◆ Stored data
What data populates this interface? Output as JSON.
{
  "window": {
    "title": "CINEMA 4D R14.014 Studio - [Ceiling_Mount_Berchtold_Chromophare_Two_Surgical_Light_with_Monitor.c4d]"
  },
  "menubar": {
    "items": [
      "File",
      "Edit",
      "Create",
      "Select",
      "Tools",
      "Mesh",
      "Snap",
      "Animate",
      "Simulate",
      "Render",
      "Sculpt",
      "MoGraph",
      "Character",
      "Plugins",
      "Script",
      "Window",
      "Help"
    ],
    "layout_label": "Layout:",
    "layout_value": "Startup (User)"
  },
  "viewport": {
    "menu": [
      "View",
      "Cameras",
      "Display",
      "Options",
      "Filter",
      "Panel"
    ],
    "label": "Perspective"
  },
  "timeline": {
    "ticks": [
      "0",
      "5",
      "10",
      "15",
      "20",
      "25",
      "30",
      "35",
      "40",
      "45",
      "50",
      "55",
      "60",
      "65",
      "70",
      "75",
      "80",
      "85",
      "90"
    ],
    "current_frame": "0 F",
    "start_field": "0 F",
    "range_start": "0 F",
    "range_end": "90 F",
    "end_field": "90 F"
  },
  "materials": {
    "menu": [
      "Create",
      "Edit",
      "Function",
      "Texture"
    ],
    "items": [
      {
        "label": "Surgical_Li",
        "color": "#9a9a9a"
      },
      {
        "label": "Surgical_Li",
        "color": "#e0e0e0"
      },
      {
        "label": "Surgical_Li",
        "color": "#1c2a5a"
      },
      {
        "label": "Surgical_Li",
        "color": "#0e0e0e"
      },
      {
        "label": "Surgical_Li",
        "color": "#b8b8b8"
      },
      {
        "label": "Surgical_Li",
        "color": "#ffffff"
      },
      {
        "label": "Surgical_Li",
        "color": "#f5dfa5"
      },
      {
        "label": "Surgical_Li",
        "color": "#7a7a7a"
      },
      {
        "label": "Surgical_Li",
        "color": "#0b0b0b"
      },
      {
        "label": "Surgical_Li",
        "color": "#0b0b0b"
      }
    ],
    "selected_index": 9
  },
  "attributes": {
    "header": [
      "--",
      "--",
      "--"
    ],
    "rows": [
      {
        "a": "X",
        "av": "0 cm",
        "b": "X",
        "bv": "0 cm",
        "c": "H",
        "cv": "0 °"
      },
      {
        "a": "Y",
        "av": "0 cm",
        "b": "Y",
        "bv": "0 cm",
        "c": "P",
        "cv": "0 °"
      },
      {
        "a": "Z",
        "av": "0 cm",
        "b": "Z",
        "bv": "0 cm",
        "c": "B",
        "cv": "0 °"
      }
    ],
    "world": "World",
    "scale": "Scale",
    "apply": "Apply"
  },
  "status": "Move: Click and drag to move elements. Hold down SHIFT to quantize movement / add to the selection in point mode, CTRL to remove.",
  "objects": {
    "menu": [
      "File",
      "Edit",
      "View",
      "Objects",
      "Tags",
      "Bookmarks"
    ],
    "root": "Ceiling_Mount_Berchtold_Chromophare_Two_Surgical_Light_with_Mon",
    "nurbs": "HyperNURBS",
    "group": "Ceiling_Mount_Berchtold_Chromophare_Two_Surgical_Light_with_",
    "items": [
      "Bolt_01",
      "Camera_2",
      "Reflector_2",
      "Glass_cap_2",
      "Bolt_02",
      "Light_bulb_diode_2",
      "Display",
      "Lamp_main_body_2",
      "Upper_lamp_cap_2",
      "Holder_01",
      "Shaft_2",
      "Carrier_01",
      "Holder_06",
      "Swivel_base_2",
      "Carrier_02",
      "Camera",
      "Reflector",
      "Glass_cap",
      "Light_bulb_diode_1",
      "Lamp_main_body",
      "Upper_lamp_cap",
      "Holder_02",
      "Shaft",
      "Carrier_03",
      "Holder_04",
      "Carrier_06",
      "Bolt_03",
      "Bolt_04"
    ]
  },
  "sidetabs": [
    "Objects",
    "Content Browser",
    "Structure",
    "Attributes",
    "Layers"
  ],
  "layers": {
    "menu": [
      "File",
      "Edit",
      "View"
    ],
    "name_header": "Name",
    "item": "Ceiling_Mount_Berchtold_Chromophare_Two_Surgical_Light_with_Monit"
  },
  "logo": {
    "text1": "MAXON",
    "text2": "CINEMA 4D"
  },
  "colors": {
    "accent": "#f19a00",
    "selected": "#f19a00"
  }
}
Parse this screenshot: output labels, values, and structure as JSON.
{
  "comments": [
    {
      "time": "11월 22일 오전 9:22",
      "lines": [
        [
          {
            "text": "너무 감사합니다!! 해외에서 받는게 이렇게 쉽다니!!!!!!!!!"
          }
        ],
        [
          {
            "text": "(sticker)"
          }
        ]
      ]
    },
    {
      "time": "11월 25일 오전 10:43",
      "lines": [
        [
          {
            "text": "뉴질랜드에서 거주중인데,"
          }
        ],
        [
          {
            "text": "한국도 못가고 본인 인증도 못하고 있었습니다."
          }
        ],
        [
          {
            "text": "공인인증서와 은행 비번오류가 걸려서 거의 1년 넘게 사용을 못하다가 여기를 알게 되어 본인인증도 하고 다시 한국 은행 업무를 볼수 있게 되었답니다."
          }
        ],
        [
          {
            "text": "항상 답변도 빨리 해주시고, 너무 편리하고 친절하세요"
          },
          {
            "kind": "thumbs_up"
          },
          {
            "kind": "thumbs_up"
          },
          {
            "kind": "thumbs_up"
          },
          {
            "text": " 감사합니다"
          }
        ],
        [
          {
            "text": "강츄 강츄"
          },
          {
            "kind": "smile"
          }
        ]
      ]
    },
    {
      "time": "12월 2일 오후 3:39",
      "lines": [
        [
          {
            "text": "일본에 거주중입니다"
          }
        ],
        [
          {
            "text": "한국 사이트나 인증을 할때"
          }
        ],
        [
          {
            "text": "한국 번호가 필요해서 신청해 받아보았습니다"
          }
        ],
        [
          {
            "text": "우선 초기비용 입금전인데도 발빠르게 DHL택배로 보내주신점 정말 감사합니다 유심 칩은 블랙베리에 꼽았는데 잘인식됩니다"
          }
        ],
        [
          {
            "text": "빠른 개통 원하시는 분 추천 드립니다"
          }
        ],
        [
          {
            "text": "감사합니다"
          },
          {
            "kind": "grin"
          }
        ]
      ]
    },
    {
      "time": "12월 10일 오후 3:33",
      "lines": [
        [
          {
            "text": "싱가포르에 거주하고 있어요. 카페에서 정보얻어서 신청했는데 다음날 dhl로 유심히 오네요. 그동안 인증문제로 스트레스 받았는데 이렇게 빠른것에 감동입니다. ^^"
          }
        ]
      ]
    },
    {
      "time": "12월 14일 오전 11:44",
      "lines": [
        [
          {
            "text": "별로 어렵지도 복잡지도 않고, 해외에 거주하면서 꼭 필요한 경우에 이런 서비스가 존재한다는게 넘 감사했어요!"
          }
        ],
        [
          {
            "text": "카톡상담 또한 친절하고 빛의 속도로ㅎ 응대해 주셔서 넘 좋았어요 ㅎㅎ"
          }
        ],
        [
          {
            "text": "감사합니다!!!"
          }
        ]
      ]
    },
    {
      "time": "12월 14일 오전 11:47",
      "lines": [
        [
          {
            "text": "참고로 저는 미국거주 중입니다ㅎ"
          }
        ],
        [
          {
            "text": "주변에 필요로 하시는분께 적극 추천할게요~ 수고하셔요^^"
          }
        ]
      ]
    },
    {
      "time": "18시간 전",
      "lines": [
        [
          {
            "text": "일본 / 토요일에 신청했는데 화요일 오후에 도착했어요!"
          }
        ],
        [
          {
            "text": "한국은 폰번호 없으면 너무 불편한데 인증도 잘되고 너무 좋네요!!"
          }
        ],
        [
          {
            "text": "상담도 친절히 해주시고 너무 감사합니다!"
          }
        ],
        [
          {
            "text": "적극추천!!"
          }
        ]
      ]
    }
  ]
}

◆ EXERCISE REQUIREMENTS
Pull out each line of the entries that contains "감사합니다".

◆ FINISHED TASK
            "text": "너무 감사합니다!! 해외에서 받는게 이렇게 쉽다니!!!!!!!!!"
            "text": " 감사합니다"
            "text": "우선 초기비용 입금전인데도 발빠르게 DHL택배로 보내주신점 정말 감사합니다 유심 칩은 블랙베리에 꼽았는데 잘인식됩니다"
            "text": "감사합니다"
            "text": "감사합니다!!!"
            "text": "상담도 친절히 해주시고 너무 감사합니다!"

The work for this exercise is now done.